Except for the pictures, output the records in full and exactly.

→ **Records for the task**:
::::::::::
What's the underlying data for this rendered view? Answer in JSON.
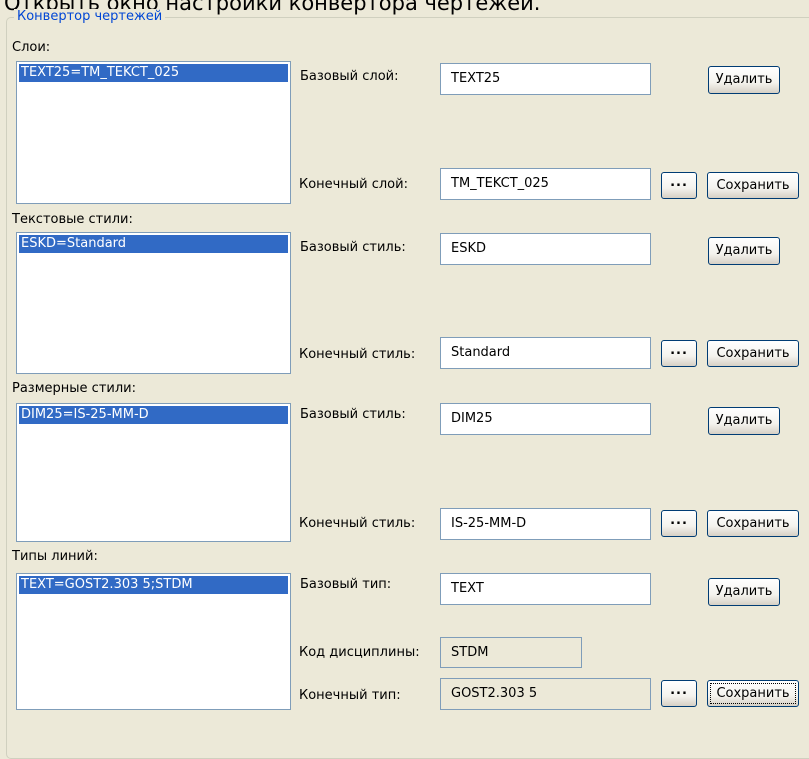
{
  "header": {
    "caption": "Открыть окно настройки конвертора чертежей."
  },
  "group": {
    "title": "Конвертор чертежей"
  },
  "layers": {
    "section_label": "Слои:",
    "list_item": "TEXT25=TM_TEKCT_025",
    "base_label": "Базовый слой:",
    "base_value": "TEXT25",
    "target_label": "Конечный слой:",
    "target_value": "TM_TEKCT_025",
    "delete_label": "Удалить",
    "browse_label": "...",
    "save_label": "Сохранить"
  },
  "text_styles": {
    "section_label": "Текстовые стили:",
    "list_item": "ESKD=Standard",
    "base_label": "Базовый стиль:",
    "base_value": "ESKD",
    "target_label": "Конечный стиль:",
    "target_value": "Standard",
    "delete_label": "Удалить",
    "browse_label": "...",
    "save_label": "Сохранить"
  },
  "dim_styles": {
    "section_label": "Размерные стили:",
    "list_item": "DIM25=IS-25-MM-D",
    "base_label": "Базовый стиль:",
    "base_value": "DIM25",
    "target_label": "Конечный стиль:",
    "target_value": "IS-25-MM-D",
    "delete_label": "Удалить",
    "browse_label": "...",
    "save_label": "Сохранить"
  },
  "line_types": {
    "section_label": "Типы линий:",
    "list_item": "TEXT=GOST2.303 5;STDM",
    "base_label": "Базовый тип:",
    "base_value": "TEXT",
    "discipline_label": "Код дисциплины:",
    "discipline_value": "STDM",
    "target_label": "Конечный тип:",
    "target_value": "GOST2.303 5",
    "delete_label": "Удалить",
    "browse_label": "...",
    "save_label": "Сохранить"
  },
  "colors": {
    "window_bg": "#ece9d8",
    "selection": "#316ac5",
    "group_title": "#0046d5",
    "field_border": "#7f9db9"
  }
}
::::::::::
→ **Answer**:
What's the underlying data for this rendered view? Answer in JSON.
{
  "header": {
    "caption": "Открыть окно настройки конвертора чертежей."
  },
  "group": {
    "title": "Конвертор чертежей"
  },
  "layers": {
    "section_label": "Слои:",
    "list_item": "TEXT25=TM_TEKCT_025",
    "base_label": "Базовый слой:",
    "base_value": "TEXT25",
    "target_label": "Конечный слой:",
    "target_value": "TM_TEKCT_025",
    "delete_label": "Удалить",
    "browse_label": "...",
    "save_label": "Сохранить"
  },
  "text_styles": {
    "section_label": "Текстовые стили:",
    "list_item": "ESKD=Standard",
    "base_label": "Базовый стиль:",
    "base_value": "ESKD",
    "target_label": "Конечный стиль:",
    "target_value": "Standard",
    "delete_label": "Удалить",
    "browse_label": "...",
    "save_label": "Сохранить"
  },
  "dim_styles": {
    "section_label": "Размерные стили:",
    "list_item": "DIM25=IS-25-MM-D",
    "base_label": "Базовый стиль:",
    "base_value": "DIM25",
    "target_label": "Конечный стиль:",
    "target_value": "IS-25-MM-D",
    "delete_label": "Удалить",
    "browse_label": "...",
    "save_label": "Сохранить"
  },
  "line_types": {
    "section_label": "Типы линий:",
    "list_item": "TEXT=GOST2.303 5;STDM",
    "base_label": "Базовый тип:",
    "base_value": "TEXT",
    "discipline_label": "Код дисциплины:",
    "discipline_value": "STDM",
    "target_label": "Конечный тип:",
    "target_value": "GOST2.303 5",
    "delete_label": "Удалить",
    "browse_label": "...",
    "save_label": "Сохранить"
  },
  "colors": {
    "window_bg": "#ece9d8",
    "selection": "#316ac5",
    "group_title": "#0046d5",
    "field_border": "#7f9db9"
  }
}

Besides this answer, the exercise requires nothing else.